■ **Aim of the exercise**
For the word "Untitled", search the records and show each line in which it occurs.

:: Listed records ::

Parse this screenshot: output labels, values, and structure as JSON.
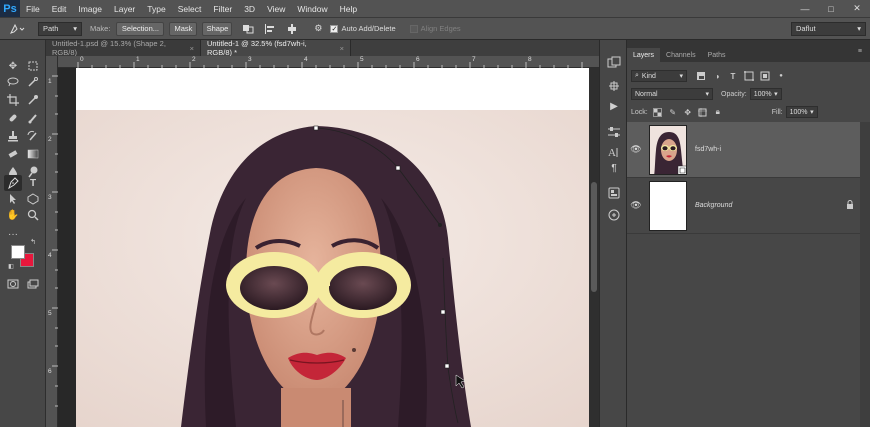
{
  "app": {
    "logo": "Ps"
  },
  "menu": [
    "File",
    "Edit",
    "Image",
    "Layer",
    "Type",
    "Select",
    "Filter",
    "3D",
    "View",
    "Window",
    "Help"
  ],
  "window_controls": {
    "minimize": "—",
    "maximize": "□",
    "close": "✕"
  },
  "options": {
    "mode_value": "Path",
    "make_label": "Make:",
    "selection_btn": "Selection...",
    "mask_btn": "Mask",
    "shape_btn": "Shape",
    "auto_add_delete": "Auto Add/Delete",
    "align_edges": "Align Edges",
    "workspace_value": "Daflut"
  },
  "tabs": [
    {
      "label": "Untitled-1.psd @ 15.3% (Shape 2, RGB/8)",
      "close": "×"
    },
    {
      "label": "Untitled-1 @ 32.5% (fsd7wh-i, RGB/8) *",
      "close": "×"
    }
  ],
  "ruler": {
    "top_numbers": [
      "0",
      "1",
      "2",
      "3",
      "4",
      "5",
      "6",
      "7",
      "8"
    ],
    "left_numbers": [
      "1",
      "2",
      "3",
      "4",
      "5",
      "6"
    ]
  },
  "colors": {
    "foreground": "#ffffff",
    "background": "#e8173c",
    "accent": "#31a8ff",
    "panel": "#474747"
  },
  "layers_panel": {
    "tabs": [
      "Layers",
      "Channels",
      "Paths"
    ],
    "kind_filter": "Kind",
    "blend_mode": "Normal",
    "opacity_label": "Opacity:",
    "opacity_value": "100%",
    "lock_label": "Lock:",
    "fill_label": "Fill:",
    "fill_value": "100%",
    "layers": [
      {
        "name": "fsd7wh-i",
        "selected": true
      },
      {
        "name": "Background",
        "selected": false,
        "locked": true
      }
    ]
  }
}
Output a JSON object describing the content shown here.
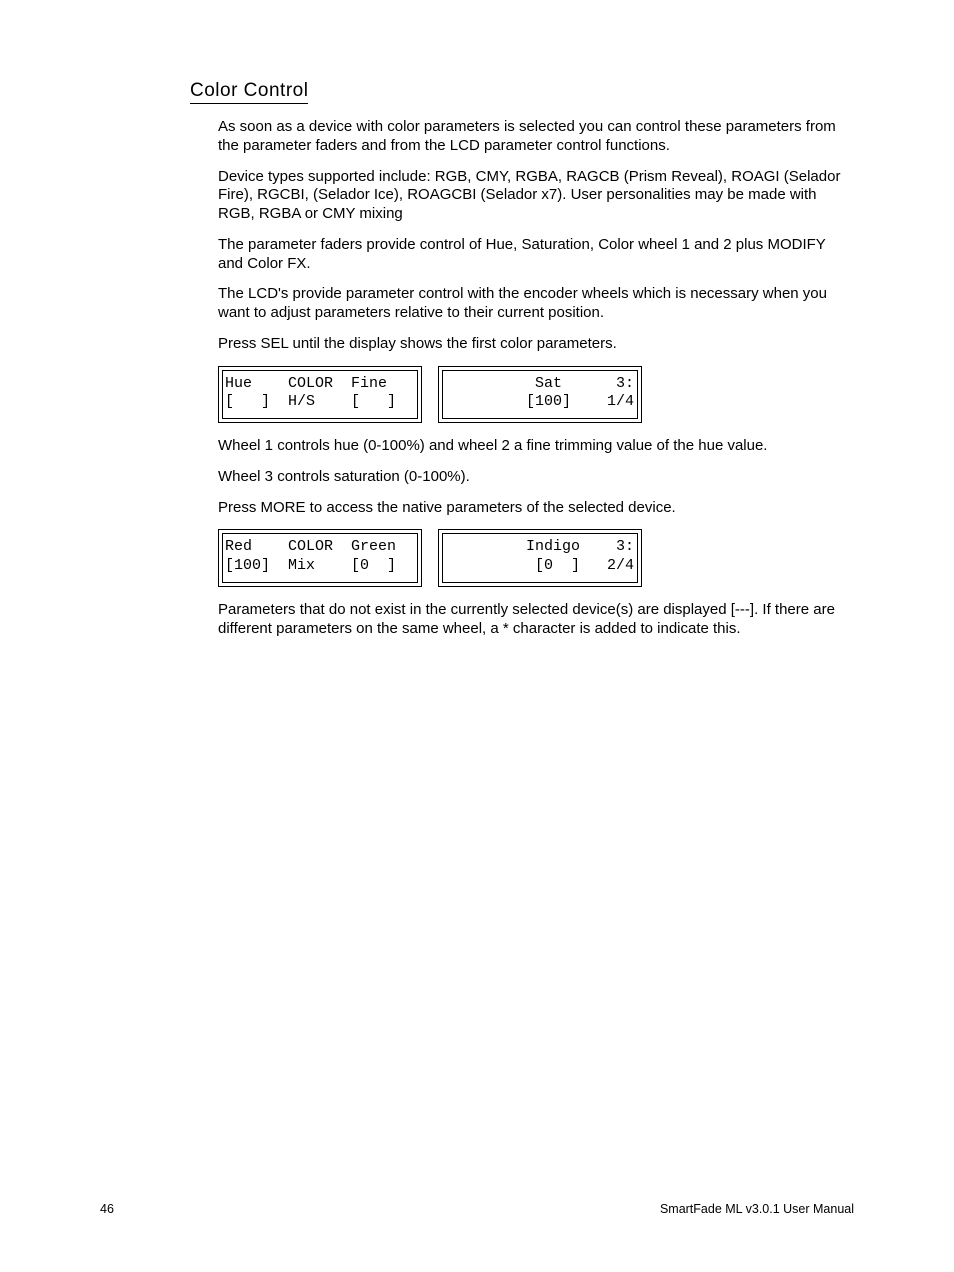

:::

■ **Solution to the problem**
      "label": "Untitled-1.psd @ 15.3% (Shape 2, RGB/8)",
      "label": "Untitled-1 @ 32.5% (fsd7wh-i, RGB/8) *",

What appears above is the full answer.